What you will do: Find each line below that includes "Overlay", then copy it.

Extracted records:
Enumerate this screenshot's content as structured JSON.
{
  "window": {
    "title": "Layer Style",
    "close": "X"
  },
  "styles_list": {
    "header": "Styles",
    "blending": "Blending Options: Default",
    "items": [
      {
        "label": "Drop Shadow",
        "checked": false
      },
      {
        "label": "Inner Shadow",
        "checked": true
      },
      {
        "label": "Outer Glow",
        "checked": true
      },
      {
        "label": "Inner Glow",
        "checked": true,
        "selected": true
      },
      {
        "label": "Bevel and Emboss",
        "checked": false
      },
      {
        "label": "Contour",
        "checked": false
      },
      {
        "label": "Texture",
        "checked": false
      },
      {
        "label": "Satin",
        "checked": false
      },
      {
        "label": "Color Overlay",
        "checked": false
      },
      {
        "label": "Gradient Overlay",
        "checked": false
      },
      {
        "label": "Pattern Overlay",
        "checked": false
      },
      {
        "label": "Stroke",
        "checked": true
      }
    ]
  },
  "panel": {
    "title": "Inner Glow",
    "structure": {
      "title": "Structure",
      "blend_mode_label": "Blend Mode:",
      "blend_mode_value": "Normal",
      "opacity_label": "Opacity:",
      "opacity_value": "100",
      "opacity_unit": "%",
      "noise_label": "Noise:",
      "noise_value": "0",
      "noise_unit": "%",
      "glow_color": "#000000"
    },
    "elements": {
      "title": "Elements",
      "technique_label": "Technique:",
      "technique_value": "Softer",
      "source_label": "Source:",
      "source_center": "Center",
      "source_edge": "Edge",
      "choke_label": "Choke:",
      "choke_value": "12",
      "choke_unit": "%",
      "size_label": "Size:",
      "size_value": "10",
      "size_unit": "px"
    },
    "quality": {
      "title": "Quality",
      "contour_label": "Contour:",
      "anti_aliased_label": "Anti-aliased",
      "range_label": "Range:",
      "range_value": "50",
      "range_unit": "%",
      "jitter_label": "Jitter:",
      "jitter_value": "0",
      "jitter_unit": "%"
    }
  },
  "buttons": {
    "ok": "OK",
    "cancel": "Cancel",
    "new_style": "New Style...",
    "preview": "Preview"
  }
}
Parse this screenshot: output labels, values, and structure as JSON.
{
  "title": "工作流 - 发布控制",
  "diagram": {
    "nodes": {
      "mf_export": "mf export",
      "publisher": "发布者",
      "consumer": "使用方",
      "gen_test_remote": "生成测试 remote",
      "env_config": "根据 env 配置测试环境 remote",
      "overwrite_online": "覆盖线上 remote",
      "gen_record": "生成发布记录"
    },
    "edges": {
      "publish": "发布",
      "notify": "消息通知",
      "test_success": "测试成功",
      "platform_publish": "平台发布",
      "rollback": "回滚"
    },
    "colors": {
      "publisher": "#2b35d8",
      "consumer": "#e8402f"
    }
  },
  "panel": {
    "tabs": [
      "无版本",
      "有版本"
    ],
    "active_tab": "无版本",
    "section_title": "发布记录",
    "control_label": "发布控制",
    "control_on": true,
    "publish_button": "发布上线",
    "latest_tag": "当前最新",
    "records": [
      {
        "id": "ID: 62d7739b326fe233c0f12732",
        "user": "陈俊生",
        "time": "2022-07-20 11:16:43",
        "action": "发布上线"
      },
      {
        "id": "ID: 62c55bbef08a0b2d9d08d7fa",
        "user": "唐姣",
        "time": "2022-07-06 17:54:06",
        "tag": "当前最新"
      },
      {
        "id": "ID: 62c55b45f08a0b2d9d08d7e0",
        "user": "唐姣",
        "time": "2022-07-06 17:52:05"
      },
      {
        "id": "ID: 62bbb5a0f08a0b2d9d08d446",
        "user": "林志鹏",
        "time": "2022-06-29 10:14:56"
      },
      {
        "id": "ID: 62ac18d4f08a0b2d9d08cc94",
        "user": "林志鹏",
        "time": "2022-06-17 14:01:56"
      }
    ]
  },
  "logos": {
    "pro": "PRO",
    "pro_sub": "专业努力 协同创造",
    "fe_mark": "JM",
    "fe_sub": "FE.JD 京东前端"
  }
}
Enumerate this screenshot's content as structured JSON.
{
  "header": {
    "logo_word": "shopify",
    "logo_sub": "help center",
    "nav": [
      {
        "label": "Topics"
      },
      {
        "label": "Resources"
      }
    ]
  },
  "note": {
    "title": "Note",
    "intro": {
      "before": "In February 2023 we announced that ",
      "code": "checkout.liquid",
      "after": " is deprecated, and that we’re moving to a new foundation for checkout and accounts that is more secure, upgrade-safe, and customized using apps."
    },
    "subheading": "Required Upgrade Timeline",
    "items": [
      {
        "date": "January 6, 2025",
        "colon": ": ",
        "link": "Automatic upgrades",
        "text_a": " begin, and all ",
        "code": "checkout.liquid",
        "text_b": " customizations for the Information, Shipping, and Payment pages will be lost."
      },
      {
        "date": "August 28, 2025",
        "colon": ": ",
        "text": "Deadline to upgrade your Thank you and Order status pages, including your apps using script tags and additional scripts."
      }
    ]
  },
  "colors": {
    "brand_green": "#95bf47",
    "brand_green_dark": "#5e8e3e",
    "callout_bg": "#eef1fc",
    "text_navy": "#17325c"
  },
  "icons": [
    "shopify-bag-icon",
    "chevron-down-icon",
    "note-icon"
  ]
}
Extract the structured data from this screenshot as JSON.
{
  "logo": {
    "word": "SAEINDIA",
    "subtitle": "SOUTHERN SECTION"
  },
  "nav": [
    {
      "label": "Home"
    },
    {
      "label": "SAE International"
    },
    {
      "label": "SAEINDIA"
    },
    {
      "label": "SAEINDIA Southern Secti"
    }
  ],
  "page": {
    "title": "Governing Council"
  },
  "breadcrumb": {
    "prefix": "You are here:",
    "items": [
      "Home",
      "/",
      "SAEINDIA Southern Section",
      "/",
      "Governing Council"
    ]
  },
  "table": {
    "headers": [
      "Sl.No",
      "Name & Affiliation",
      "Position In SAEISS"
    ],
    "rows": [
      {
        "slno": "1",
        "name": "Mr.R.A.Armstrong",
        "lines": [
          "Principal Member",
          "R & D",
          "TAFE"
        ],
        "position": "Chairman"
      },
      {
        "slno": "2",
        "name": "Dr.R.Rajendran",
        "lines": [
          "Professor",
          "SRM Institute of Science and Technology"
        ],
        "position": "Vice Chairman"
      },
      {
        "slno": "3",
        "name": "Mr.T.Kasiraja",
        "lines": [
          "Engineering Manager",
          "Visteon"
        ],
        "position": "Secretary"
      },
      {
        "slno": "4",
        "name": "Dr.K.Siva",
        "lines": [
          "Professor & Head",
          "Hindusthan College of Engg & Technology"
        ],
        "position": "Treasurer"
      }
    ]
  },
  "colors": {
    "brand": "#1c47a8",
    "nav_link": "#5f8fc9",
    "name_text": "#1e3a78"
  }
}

Exercise answer:
        "label": "Color Overlay",
        "label": "Gradient Overlay",
        "label": "Pattern Overlay",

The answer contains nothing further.